Lotus previews Notes product strategy
- By Dan Carney
- Jul 07, 1996
Lotus Development Corp. in recent weeks has previewed its Notes product strategy, which includes Notes-based productivity applications and a new release of Notes. Federal resellers are planning to carry the upcoming products.
At the June PC Expo conference in New York, Lotus unveiled Lotus Components, a bundle of productivity applications that run inside the company's Notes groupware environment. The tools can help end users work in Notes, which typically requires custom programming. The initial product set includes a spreadsheet, chart maker, file viewer, drawing and diagramming tool, comment writer, proj-ect scheduler and a Components template builder. Components is to be available in August.
The company also tipped its hand on upcoming versions of Notes and a World Wide Web-based application server product, code-named Domino II. Notes 4.5 will enter beta testing this month and will add new features, such as support for Java applications, Netscape Communications Corp.-compatible plug-ins and a new security tool that guards against Trojan Horse mail bombs received via the Internet. It also adds support for Secure Sockets Layer 3.0 security services. Domino II, meanwhile, uses only Internet standards and protocols, such as Transmission Control Pro-tocol/Internet Protocol and Hypertext Markup Language to deliver Notes-based object storage and retrieval of objects such as HTML pages, and MIME and JPEG messages. Notes 4.5 will ship in the third quarter of 1996 and will incorporate Domino II technology.
DLT Solutions Inc., a Notes reseller, plans to carry Notes 4.5 and Components on its General Services Administration schedule, according to Ned Miller, vice president of sales and marketing. DLT currently offers Notes 4.1 on its schedule.
Government Technology Services Inc. also plans to carry the new Notes products. Lotus was GTSI's leading software supplier last month, according to a company spokeswoman.
Users run Components by clicking on an icon that appears in the toolbar when Components is installed. That drops down a menu of the components that the user can run and embed in Notes documents.
Each of these tools is available to end users in Notes and can also be embedded by developers, who can use them as part of custom applications. Components will let end users gain more use of Notes, which can be daunting for non-programmers, said Michael Welles, general manager of next-generation products for Lotus.
Using Components, a user simply can invoke a component to put a small spreadsheet in a Notes document to illustrate a point using quarterly financial information, for example. To do this without Components requires an Object Linking and Embedding link to a Windows spreadsheet that must be launched and running to show the spreadsheet, even a small one.
"It should make Notes a more attractive environment for users to use and for developers to develop in," said Michael Pinckney, research director for Gartner Group, Stamford, Conn.
"From the end user's perspective, [Components] is one of the best things that has happened to Notes," said John Head, product manager at Artron Products, a Notes developer and Lotus business partner in Carroll Stream, Ill. "You don't have to know a lot of technical information about Notes to use it," he said.

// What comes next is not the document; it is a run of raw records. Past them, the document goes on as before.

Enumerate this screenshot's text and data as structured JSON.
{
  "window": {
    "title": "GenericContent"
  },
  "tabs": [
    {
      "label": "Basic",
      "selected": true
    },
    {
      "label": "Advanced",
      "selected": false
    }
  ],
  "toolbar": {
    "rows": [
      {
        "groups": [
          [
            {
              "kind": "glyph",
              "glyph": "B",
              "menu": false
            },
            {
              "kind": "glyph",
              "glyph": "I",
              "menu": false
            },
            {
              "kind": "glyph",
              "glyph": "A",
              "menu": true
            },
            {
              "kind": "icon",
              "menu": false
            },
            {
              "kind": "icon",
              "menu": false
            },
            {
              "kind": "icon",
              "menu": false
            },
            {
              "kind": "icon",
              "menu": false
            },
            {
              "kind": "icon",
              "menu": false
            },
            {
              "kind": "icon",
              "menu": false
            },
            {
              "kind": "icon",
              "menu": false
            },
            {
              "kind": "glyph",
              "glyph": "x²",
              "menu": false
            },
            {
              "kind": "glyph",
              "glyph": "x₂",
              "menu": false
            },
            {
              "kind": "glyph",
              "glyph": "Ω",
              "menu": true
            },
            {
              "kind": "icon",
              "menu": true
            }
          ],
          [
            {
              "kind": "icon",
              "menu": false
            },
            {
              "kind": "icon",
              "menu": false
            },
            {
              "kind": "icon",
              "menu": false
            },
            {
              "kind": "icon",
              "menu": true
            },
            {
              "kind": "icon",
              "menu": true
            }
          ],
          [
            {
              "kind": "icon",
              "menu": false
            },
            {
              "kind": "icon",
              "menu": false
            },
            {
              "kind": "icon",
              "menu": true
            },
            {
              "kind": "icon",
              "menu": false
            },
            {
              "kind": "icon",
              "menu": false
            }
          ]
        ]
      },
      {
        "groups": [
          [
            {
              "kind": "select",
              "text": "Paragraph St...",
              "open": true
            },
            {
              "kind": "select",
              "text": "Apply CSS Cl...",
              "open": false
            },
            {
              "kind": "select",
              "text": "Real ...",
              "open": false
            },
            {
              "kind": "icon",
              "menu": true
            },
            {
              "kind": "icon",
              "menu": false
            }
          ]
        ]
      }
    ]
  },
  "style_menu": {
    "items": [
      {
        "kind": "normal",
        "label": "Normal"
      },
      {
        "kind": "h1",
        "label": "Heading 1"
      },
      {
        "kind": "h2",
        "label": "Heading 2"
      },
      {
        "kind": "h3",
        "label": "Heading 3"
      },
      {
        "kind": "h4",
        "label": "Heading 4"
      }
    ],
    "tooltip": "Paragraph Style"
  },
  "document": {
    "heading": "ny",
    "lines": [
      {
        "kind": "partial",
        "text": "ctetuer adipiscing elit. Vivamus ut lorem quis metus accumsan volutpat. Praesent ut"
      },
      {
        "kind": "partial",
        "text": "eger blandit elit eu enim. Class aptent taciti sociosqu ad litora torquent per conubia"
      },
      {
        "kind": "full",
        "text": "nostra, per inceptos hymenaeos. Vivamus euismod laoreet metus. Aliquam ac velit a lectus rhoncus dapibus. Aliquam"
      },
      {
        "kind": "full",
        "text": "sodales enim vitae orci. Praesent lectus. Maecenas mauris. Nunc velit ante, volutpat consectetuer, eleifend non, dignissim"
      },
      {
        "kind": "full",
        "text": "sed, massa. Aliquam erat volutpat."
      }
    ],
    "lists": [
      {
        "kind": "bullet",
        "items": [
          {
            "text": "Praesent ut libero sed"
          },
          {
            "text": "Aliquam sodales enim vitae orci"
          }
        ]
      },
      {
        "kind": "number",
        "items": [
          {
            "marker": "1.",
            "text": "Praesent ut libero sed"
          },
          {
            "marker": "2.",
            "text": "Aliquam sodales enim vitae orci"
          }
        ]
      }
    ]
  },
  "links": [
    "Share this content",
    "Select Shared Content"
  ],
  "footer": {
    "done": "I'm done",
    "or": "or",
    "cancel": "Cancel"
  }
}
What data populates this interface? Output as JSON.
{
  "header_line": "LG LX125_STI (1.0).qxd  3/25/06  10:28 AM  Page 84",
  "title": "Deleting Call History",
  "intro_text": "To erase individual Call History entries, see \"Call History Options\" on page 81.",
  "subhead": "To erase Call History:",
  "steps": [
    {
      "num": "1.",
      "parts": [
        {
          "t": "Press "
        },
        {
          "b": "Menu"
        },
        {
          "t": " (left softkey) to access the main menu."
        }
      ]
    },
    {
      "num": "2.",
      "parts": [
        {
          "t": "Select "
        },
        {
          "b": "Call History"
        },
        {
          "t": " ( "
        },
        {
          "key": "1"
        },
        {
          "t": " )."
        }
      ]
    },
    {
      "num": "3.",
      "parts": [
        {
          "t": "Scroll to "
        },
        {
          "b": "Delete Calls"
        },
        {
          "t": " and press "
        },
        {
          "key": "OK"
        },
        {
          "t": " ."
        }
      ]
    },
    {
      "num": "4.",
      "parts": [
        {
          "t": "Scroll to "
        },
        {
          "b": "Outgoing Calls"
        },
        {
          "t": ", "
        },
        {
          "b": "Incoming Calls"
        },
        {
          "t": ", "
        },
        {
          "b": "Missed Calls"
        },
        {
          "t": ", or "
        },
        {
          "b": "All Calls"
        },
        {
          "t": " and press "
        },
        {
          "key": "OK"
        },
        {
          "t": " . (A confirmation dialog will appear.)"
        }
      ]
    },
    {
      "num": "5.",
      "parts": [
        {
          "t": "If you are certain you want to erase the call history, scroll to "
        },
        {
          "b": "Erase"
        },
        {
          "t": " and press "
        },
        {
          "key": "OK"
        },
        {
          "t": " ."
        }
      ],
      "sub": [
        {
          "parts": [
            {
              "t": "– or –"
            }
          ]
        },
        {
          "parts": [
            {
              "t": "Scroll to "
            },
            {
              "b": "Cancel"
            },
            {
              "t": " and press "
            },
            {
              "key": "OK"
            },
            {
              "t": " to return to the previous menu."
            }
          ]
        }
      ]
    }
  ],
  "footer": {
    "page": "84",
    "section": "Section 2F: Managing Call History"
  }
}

However, a federal Notes consultant who requested anonymity said one customer is considering replacing all its workgroup applications.
Instead of running large, resource-consuming applications to do calculations and charting chores, Components are small "applets" that do the basic work without all the features that many users do not know how to exploit. The small size of the Components also helps developers who incorporate Components into custom applications, an analyst said.
The initial list of six Components and the template builder cover basic productivity areas without intruding into the application suite market. The question for Lotus when developing Components was which applications to include, Welles said. The company's first inclination was to write many very specific niche tools for users, but research showed that broadly applicable, flexible tools would be more useful, he said.
Mirroring Productivity Applications
The result is a suite of small applications that essentially mirror productivity applications suites, such as Lotus SmartSuite, on a smaller scale. "The biggest omission is a word processor," Pinckney said. That omission was intentional because users already can type in Notes, and adding a word processor would start a debate about which features to include. Lotus' answer was to include none.
Lotus will make the Components Starter Pack available for free to all customers who are covered by maintenance agreements or those who buy Notes before the end of the year. Customers who are not covered by a maintenance agreement and who want to buy Components can do so for about $19 per seat for volume licensing.